It is my conviction that rediscovering the ground as our common ground is crucial to discipleship today. This could begin in a community garden, a riverside cleanup, a march to save the wetlands, or a protest against a pipeline. It will undoubtedly require listening to the indigenous peoples who have inhabited our land as well as standing alongside them in efforts to care for it presently. If the bioregionalist authors are correct, as I suspect they are, we must confess we cannot care for the planet. Yet by joining together with our families, neighbors, churches, and communities, we can effectively begin to care for all of our places right now.

One way to put this local focus into practice is to identify and care for your watershed, the area of land within which all living things are linked to a common water source. Watersheds are as large as continents, and as small as your backyard. Author and activist Ched Myers calls this approach “Watershed Discipleship,” and invites us to see an intentional triple entendre in the term:

  1. Recognizing we live in a watershed moment of ecological crisis.
  2. Learning to be disciples in our watersheds.
  3. Developing awareness of the ways our watersheds act as our rabbis (teachers), pointing us to God.

Identifying and learning about the local creek, pond, river, lake, or ocean that makes your life, and the life of those around you, possible is a great way to further your understanding of the interconnectedness of creation as a whole and the particular dynamics and needs of your place.

Bioregional discipleship can be practiced whether you live in a city, a suburb, a rural town, or a wilderness area. No matter what place you call home, you can localize your devotional practices. When you pray, bring the specific people, animals, plants, and ecosystems of your place before God. Try walking prayer, which is simply inviting God to help you pay attention to what your senses experience as you move through your ecosystem.

You can take the Bible outside as well; it may help you notice just how much of Scripture takes place outside; on mountains, around lakes and rivers, within fields and pastures, in village courtyards and temple courts. Such reading can help us imagine what God might be doing in our places.

You can also bring the outside, inside. Artistic works that represent your bioregion can be placed on the walls of your home and church. Fresh, local flowers can grace Sunday worship. Locally baked bread can help us remember that communion connects us to God, one another, and the community of creation. The key is to embrace your place.

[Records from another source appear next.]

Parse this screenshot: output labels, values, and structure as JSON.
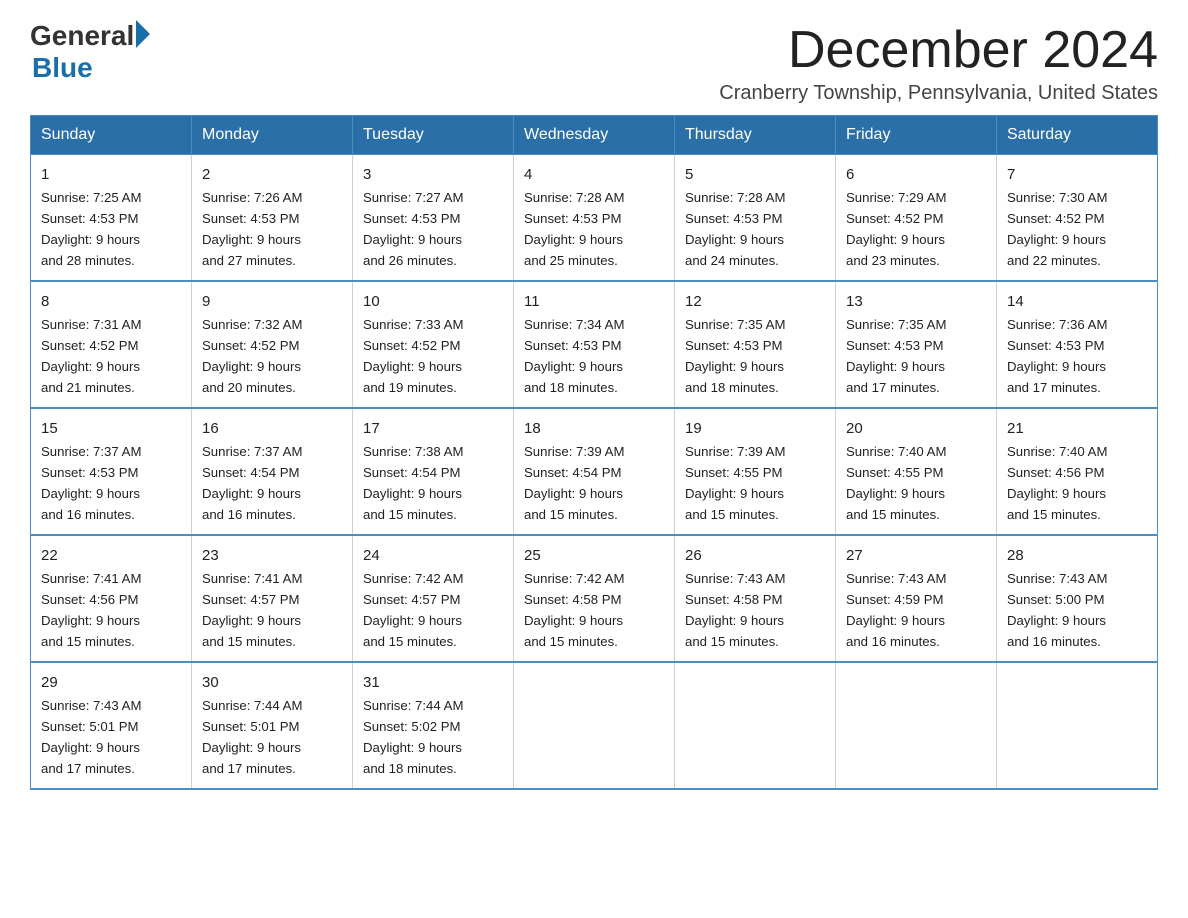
{
  "header": {
    "logo_general": "General",
    "logo_blue": "Blue",
    "month_title": "December 2024",
    "location": "Cranberry Township, Pennsylvania, United States"
  },
  "weekdays": [
    "Sunday",
    "Monday",
    "Tuesday",
    "Wednesday",
    "Thursday",
    "Friday",
    "Saturday"
  ],
  "weeks": [
    [
      {
        "day": "1",
        "sunrise": "7:25 AM",
        "sunset": "4:53 PM",
        "daylight": "9 hours and 28 minutes."
      },
      {
        "day": "2",
        "sunrise": "7:26 AM",
        "sunset": "4:53 PM",
        "daylight": "9 hours and 27 minutes."
      },
      {
        "day": "3",
        "sunrise": "7:27 AM",
        "sunset": "4:53 PM",
        "daylight": "9 hours and 26 minutes."
      },
      {
        "day": "4",
        "sunrise": "7:28 AM",
        "sunset": "4:53 PM",
        "daylight": "9 hours and 25 minutes."
      },
      {
        "day": "5",
        "sunrise": "7:28 AM",
        "sunset": "4:53 PM",
        "daylight": "9 hours and 24 minutes."
      },
      {
        "day": "6",
        "sunrise": "7:29 AM",
        "sunset": "4:52 PM",
        "daylight": "9 hours and 23 minutes."
      },
      {
        "day": "7",
        "sunrise": "7:30 AM",
        "sunset": "4:52 PM",
        "daylight": "9 hours and 22 minutes."
      }
    ],
    [
      {
        "day": "8",
        "sunrise": "7:31 AM",
        "sunset": "4:52 PM",
        "daylight": "9 hours and 21 minutes."
      },
      {
        "day": "9",
        "sunrise": "7:32 AM",
        "sunset": "4:52 PM",
        "daylight": "9 hours and 20 minutes."
      },
      {
        "day": "10",
        "sunrise": "7:33 AM",
        "sunset": "4:52 PM",
        "daylight": "9 hours and 19 minutes."
      },
      {
        "day": "11",
        "sunrise": "7:34 AM",
        "sunset": "4:53 PM",
        "daylight": "9 hours and 18 minutes."
      },
      {
        "day": "12",
        "sunrise": "7:35 AM",
        "sunset": "4:53 PM",
        "daylight": "9 hours and 18 minutes."
      },
      {
        "day": "13",
        "sunrise": "7:35 AM",
        "sunset": "4:53 PM",
        "daylight": "9 hours and 17 minutes."
      },
      {
        "day": "14",
        "sunrise": "7:36 AM",
        "sunset": "4:53 PM",
        "daylight": "9 hours and 17 minutes."
      }
    ],
    [
      {
        "day": "15",
        "sunrise": "7:37 AM",
        "sunset": "4:53 PM",
        "daylight": "9 hours and 16 minutes."
      },
      {
        "day": "16",
        "sunrise": "7:37 AM",
        "sunset": "4:54 PM",
        "daylight": "9 hours and 16 minutes."
      },
      {
        "day": "17",
        "sunrise": "7:38 AM",
        "sunset": "4:54 PM",
        "daylight": "9 hours and 15 minutes."
      },
      {
        "day": "18",
        "sunrise": "7:39 AM",
        "sunset": "4:54 PM",
        "daylight": "9 hours and 15 minutes."
      },
      {
        "day": "19",
        "sunrise": "7:39 AM",
        "sunset": "4:55 PM",
        "daylight": "9 hours and 15 minutes."
      },
      {
        "day": "20",
        "sunrise": "7:40 AM",
        "sunset": "4:55 PM",
        "daylight": "9 hours and 15 minutes."
      },
      {
        "day": "21",
        "sunrise": "7:40 AM",
        "sunset": "4:56 PM",
        "daylight": "9 hours and 15 minutes."
      }
    ],
    [
      {
        "day": "22",
        "sunrise": "7:41 AM",
        "sunset": "4:56 PM",
        "daylight": "9 hours and 15 minutes."
      },
      {
        "day": "23",
        "sunrise": "7:41 AM",
        "sunset": "4:57 PM",
        "daylight": "9 hours and 15 minutes."
      },
      {
        "day": "24",
        "sunrise": "7:42 AM",
        "sunset": "4:57 PM",
        "daylight": "9 hours and 15 minutes."
      },
      {
        "day": "25",
        "sunrise": "7:42 AM",
        "sunset": "4:58 PM",
        "daylight": "9 hours and 15 minutes."
      },
      {
        "day": "26",
        "sunrise": "7:43 AM",
        "sunset": "4:58 PM",
        "daylight": "9 hours and 15 minutes."
      },
      {
        "day": "27",
        "sunrise": "7:43 AM",
        "sunset": "4:59 PM",
        "daylight": "9 hours and 16 minutes."
      },
      {
        "day": "28",
        "sunrise": "7:43 AM",
        "sunset": "5:00 PM",
        "daylight": "9 hours and 16 minutes."
      }
    ],
    [
      {
        "day": "29",
        "sunrise": "7:43 AM",
        "sunset": "5:01 PM",
        "daylight": "9 hours and 17 minutes."
      },
      {
        "day": "30",
        "sunrise": "7:44 AM",
        "sunset": "5:01 PM",
        "daylight": "9 hours and 17 minutes."
      },
      {
        "day": "31",
        "sunrise": "7:44 AM",
        "sunset": "5:02 PM",
        "daylight": "9 hours and 18 minutes."
      },
      {
        "day": "",
        "sunrise": "",
        "sunset": "",
        "daylight": ""
      },
      {
        "day": "",
        "sunrise": "",
        "sunset": "",
        "daylight": ""
      },
      {
        "day": "",
        "sunrise": "",
        "sunset": "",
        "daylight": ""
      },
      {
        "day": "",
        "sunrise": "",
        "sunset": "",
        "daylight": ""
      }
    ]
  ],
  "labels": {
    "sunrise": "Sunrise: ",
    "sunset": "Sunset: ",
    "daylight": "Daylight: "
  }
}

What does it mean for you to follow Jesus in your place? I'd love to hear your thoughts and questions. You can always reach me at

With you on the Way,